TOP 6

LAIKIPIA

Wildlife

01/06

Grevy's zebra

The Grevy’s are mostly found in northern Kenya and are distinguishable with very narrow stripes, a white belly, black dorsal stripe, large rounded ears and a brown muzzle. They are listed as endangered, with an estimated worldwide population of around 2,800. An interesting fact about this species is that they can go without water for up to 5 days, making...

06/06

Oryx

The common Beisa Oryx, is the endemic subspecies of Northern Kenya and can be found throughout the Horn of Africa. Their build is compact and muscular with relative long bodies and broad necks - there are no differences in physical appearance between males and females.

05/06

Lion

Even though they have been listed as vulnerable by IUCN, Mugie is fortunate to have one of the highest lion density populations in Laikipia. Worldwide, their decline in numbers can be attributed to to habitat loss, hunting, and poisoning. For the past ten years, Mugie Conservancy has been one of the core study areas and several of the lions here...

04/06

Elephant

Laikipia boasts the second highest population of elephant in Kenya, with around 6000 resident in the area. The central dam on Mugie Conservancy attracts daily herds of elephant that come to swim and play; an enchanting scene to observe from a nearby kayak.

03/06

Reticulated Giraffe

The reticulated giraffe is one of Kenya’s signature wildlife species and tourist attractions in the north. They too have a relatively limited distribution across the country but thankfully numbers appear to be increasing with improved community and private land conservation projects. This species has a distinct liver-red coat interjected by a network of polygonal, bright-white lines and are generally slightly...

02/06

Jackson's Hartebeest

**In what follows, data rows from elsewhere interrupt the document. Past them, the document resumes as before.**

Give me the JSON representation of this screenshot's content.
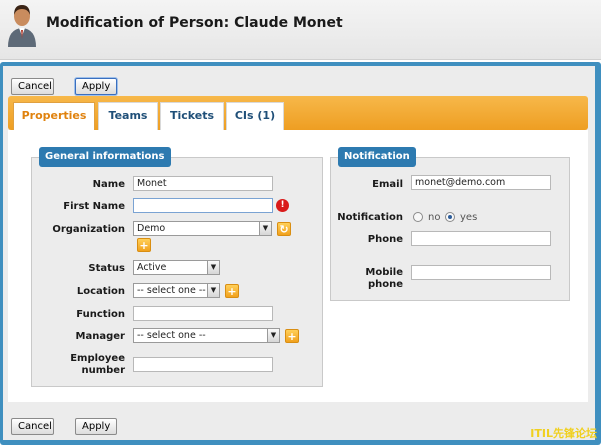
{
  "header": {
    "title": "Modification of Person: Claude Monet",
    "icon": "person-icon"
  },
  "buttons": {
    "cancel": "Cancel",
    "apply": "Apply"
  },
  "tabs": [
    {
      "label": "Properties",
      "active": true
    },
    {
      "label": "Teams",
      "active": false
    },
    {
      "label": "Tickets",
      "active": false
    },
    {
      "label": "CIs (1)",
      "active": false
    }
  ],
  "general": {
    "legend": "General informations",
    "name_label": "Name",
    "name_value": "Monet",
    "first_name_label": "First Name",
    "first_name_value": "",
    "organization_label": "Organization",
    "organization_value": "Demo",
    "status_label": "Status",
    "status_value": "Active",
    "location_label": "Location",
    "location_value": "-- select one --",
    "function_label": "Function",
    "function_value": "",
    "manager_label": "Manager",
    "manager_value": "-- select one --",
    "employee_number_label": "Employee number",
    "employee_number_value": ""
  },
  "notification": {
    "legend": "Notification",
    "email_label": "Email",
    "email_value": "monet@demo.com",
    "notification_label": "Notification",
    "option_no": "no",
    "option_yes": "yes",
    "selected": "yes",
    "phone_label": "Phone",
    "phone_value": "",
    "mobile_phone_label": "Mobile phone",
    "mobile_phone_value": ""
  },
  "watermark": "ITIL先锋论坛",
  "colors": {
    "frame": "#3f8fbf",
    "tabbar": "#f0a22a",
    "legend": "#2d7ab0",
    "active_tab": "#e0820e"
  }
}
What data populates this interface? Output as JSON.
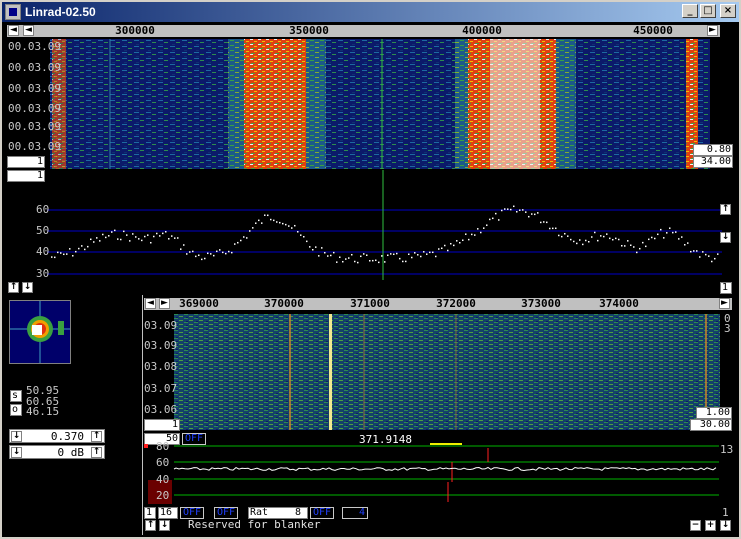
{
  "window": {
    "title": "Linrad-02.50"
  },
  "titlebar_buttons": [
    "_",
    "□",
    "×"
  ],
  "main_waterfall": {
    "freq_ticks": [
      "300000",
      "350000",
      "400000",
      "450000"
    ],
    "time_labels": [
      "00.03.09",
      "00.03.09",
      "00.03.09",
      "00.03.09",
      "00.03.09",
      "00.03.09"
    ],
    "gain_box": "0.80",
    "offset_box": "34.00",
    "left_box_top": "1",
    "left_box_bottom": "1"
  },
  "main_spectrum": {
    "db_labels": [
      "60",
      "50",
      "40",
      "30"
    ],
    "right_box": "1"
  },
  "baseband_waterfall": {
    "freq_ticks": [
      "369000",
      "370000",
      "371000",
      "372000",
      "373000",
      "374000"
    ],
    "time_labels": [
      "03.09",
      "03.09",
      "03.08",
      "03.07",
      "03.06"
    ],
    "right_top": [
      "0",
      "3"
    ],
    "gain_box": "1.00",
    "offset_box": "30.00",
    "left_box": "1"
  },
  "polarization": {
    "s_label": "s",
    "o_label": "o",
    "values": [
      "50.95",
      "60.65",
      "46.15"
    ]
  },
  "controls": {
    "gain_value": "0.370",
    "attenuation": "0 dB"
  },
  "baseband_spectrum": {
    "left_value": "50",
    "left_off": "OFF",
    "center_freq": "371.9148",
    "db_labels": [
      "80",
      "60",
      "40",
      "20"
    ],
    "right_value": "13",
    "bottom_bar": {
      "b1": "1",
      "b2": "16",
      "off1": "OFF",
      "off2": "OFF",
      "rat_label": "Rat",
      "rat_value": "8",
      "off3": "OFF",
      "val4": "4",
      "right_num": "1"
    },
    "status": "Reserved for blanker"
  },
  "colors": {
    "titlebar_start": "#0a246a",
    "titlebar_end": "#a6caf0",
    "grid_blue": "#0000c8",
    "grid_green": "#00b400",
    "off_blue": "#2040ff"
  }
}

Mugie Conservancy is one the few places to see Jackson's Hartebeest. Easily distinguishable from other antelope, the rare antelope is a high shouldered, long-legged, short-necked animal with a long narrow face. Unfortunately the Jackson’s hartebeest is locally threatened and research points to predation, diseases and habitat loss as the main reasons for their decline. Over the years, Mugie has preserved...